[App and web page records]
....
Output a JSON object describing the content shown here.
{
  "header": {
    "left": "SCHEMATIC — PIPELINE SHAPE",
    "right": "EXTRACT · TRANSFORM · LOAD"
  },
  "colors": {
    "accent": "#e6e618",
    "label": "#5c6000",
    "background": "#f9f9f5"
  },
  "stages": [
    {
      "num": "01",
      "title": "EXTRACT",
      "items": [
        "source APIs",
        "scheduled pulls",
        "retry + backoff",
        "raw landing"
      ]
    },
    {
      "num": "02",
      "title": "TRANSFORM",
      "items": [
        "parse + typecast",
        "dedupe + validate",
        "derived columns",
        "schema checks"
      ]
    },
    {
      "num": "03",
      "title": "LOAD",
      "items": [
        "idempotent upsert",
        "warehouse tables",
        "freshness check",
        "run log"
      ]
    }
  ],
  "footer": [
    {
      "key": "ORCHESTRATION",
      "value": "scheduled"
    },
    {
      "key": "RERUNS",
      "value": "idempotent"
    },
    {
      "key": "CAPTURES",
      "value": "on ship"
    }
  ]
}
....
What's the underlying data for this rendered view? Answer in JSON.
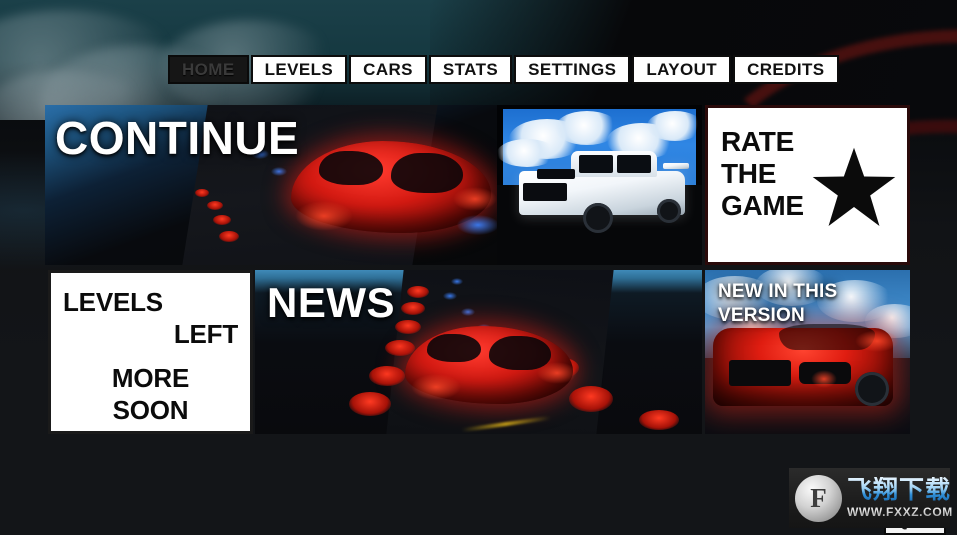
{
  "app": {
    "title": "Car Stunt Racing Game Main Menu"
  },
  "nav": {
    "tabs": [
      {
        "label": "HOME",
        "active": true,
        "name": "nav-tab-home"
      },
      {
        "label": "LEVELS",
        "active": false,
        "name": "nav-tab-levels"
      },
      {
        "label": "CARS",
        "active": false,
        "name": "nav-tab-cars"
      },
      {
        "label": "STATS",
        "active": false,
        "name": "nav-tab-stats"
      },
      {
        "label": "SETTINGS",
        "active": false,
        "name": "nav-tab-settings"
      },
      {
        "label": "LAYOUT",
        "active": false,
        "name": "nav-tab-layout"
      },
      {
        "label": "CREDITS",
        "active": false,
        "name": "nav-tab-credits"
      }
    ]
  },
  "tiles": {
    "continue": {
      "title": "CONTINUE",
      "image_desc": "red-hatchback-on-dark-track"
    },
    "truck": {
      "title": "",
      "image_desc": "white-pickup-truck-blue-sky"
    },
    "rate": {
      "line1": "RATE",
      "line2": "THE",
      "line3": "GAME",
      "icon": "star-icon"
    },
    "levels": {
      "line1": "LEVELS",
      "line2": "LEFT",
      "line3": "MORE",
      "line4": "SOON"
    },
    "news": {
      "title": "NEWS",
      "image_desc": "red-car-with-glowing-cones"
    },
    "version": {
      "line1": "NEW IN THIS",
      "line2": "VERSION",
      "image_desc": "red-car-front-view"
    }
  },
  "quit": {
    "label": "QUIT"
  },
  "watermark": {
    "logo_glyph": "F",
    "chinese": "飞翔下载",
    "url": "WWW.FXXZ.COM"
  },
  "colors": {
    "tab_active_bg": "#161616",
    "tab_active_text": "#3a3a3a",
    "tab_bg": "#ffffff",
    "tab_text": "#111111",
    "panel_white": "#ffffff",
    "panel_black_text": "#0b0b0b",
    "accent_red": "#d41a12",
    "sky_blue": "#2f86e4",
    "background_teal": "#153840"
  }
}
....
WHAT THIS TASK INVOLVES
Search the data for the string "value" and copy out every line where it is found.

REPLY
      "value": "scheduled"
      "value": "idempotent"
      "value": "on ship"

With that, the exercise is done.